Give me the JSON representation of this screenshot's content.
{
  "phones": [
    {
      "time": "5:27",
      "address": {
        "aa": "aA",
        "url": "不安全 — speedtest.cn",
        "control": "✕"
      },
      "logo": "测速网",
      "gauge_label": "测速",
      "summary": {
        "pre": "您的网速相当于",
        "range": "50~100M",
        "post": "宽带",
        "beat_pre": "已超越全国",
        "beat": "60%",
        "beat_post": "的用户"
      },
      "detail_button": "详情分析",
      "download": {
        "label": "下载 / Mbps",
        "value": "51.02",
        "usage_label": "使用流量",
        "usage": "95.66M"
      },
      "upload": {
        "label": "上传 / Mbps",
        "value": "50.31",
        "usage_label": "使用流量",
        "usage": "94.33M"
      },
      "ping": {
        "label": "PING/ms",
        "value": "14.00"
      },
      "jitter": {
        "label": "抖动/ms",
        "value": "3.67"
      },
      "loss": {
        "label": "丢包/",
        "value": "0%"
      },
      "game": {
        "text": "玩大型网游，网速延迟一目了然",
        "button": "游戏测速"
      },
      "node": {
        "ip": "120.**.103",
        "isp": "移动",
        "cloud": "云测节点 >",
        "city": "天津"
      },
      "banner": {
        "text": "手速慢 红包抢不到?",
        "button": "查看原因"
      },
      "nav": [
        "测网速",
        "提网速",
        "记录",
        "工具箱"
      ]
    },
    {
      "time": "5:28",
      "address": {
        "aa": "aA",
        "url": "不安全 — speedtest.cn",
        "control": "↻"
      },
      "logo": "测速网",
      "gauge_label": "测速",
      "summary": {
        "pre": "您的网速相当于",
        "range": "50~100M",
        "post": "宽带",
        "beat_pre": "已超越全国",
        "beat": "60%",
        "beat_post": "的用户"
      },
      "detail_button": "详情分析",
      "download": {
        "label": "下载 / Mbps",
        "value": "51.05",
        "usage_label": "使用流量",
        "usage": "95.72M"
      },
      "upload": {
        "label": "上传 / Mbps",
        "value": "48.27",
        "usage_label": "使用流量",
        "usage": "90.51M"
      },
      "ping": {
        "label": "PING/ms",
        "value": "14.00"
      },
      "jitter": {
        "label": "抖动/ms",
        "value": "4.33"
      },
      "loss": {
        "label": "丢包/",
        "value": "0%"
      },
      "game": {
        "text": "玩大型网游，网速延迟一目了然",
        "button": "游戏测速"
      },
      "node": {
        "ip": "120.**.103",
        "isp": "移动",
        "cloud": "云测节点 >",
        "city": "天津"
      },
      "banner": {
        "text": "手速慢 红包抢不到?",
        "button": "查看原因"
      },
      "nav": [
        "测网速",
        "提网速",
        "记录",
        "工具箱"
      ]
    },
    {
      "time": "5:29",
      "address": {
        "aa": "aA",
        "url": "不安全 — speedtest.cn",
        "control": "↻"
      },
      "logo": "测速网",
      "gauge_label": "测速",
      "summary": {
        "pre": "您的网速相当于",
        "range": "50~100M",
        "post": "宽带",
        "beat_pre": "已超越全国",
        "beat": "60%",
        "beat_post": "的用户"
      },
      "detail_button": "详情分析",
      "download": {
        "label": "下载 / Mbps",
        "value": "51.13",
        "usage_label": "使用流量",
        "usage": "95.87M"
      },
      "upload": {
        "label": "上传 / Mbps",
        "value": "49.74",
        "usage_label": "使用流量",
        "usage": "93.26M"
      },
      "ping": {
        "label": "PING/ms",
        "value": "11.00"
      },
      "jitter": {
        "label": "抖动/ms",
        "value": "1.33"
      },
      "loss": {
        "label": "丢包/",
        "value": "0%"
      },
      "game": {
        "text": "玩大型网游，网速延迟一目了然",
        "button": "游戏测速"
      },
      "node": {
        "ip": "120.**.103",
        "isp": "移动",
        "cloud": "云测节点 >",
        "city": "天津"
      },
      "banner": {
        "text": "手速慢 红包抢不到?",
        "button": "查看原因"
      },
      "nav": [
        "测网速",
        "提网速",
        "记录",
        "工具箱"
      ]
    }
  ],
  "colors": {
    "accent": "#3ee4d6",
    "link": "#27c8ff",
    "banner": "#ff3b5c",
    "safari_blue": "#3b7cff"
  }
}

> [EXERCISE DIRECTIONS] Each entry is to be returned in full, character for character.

> [WRITTEN SOLUTION]
Give me the JSON representation of this screenshot's content.
{
  "phones": [
    {
      "time": "5:27",
      "address": {
        "aa": "aA",
        "url": "不安全 — speedtest.cn",
        "control": "✕"
      },
      "logo": "测速网",
      "gauge_label": "测速",
      "summary": {
        "pre": "您的网速相当于",
        "range": "50~100M",
        "post": "宽带",
        "beat_pre": "已超越全国",
        "beat": "60%",
        "beat_post": "的用户"
      },
      "detail_button": "详情分析",
      "download": {
        "label": "下载 / Mbps",
        "value": "51.02",
        "usage_label": "使用流量",
        "usage": "95.66M"
      },
      "upload": {
        "label": "上传 / Mbps",
        "value": "50.31",
        "usage_label": "使用流量",
        "usage": "94.33M"
      },
      "ping": {
        "label": "PING/ms",
        "value": "14.00"
      },
      "jitter": {
        "label": "抖动/ms",
        "value": "3.67"
      },
      "loss": {
        "label": "丢包/",
        "value": "0%"
      },
      "game": {
        "text": "玩大型网游，网速延迟一目了然",
        "button": "游戏测速"
      },
      "node": {
        "ip": "120.**.103",
        "isp": "移动",
        "cloud": "云测节点 >",
        "city": "天津"
      },
      "banner": {
        "text": "手速慢 红包抢不到?",
        "button": "查看原因"
      },
      "nav": [
        "测网速",
        "提网速",
        "记录",
        "工具箱"
      ]
    },
    {
      "time": "5:28",
      "address": {
        "aa": "aA",
        "url": "不安全 — speedtest.cn",
        "control": "↻"
      },
      "logo": "测速网",
      "gauge_label": "测速",
      "summary": {
        "pre": "您的网速相当于",
        "range": "50~100M",
        "post": "宽带",
        "beat_pre": "已超越全国",
        "beat": "60%",
        "beat_post": "的用户"
      },
      "detail_button": "详情分析",
      "download": {
        "label": "下载 / Mbps",
        "value": "51.05",
        "usage_label": "使用流量",
        "usage": "95.72M"
      },
      "upload": {
        "label": "上传 / Mbps",
        "value": "48.27",
        "usage_label": "使用流量",
        "usage": "90.51M"
      },
      "ping": {
        "label": "PING/ms",
        "value": "14.00"
      },
      "jitter": {
        "label": "抖动/ms",
        "value": "4.33"
      },
      "loss": {
        "label": "丢包/",
        "value": "0%"
      },
      "game": {
        "text": "玩大型网游，网速延迟一目了然",
        "button": "游戏测速"
      },
      "node": {
        "ip": "120.**.103",
        "isp": "移动",
        "cloud": "云测节点 >",
        "city": "天津"
      },
      "banner": {
        "text": "手速慢 红包抢不到?",
        "button": "查看原因"
      },
      "nav": [
        "测网速",
        "提网速",
        "记录",
        "工具箱"
      ]
    },
    {
      "time": "5:29",
      "address": {
        "aa": "aA",
        "url": "不安全 — speedtest.cn",
        "control": "↻"
      },
      "logo": "测速网",
      "gauge_label": "测速",
      "summary": {
        "pre": "您的网速相当于",
        "range": "50~100M",
        "post": "宽带",
        "beat_pre": "已超越全国",
        "beat": "60%",
        "beat_post": "的用户"
      },
      "detail_button": "详情分析",
      "download": {
        "label": "下载 / Mbps",
        "value": "51.13",
        "usage_label": "使用流量",
        "usage": "95.87M"
      },
      "upload": {
        "label": "上传 / Mbps",
        "value": "49.74",
        "usage_label": "使用流量",
        "usage": "93.26M"
      },
      "ping": {
        "label": "PING/ms",
        "value": "11.00"
      },
      "jitter": {
        "label": "抖动/ms",
        "value": "1.33"
      },
      "loss": {
        "label": "丢包/",
        "value": "0%"
      },
      "game": {
        "text": "玩大型网游，网速延迟一目了然",
        "button": "游戏测速"
      },
      "node": {
        "ip": "120.**.103",
        "isp": "移动",
        "cloud": "云测节点 >",
        "city": "天津"
      },
      "banner": {
        "text": "手速慢 红包抢不到?",
        "button": "查看原因"
      },
      "nav": [
        "测网速",
        "提网速",
        "记录",
        "工具箱"
      ]
    }
  ],
  "colors": {
    "accent": "#3ee4d6",
    "link": "#27c8ff",
    "banner": "#ff3b5c",
    "safari_blue": "#3b7cff"
  }
}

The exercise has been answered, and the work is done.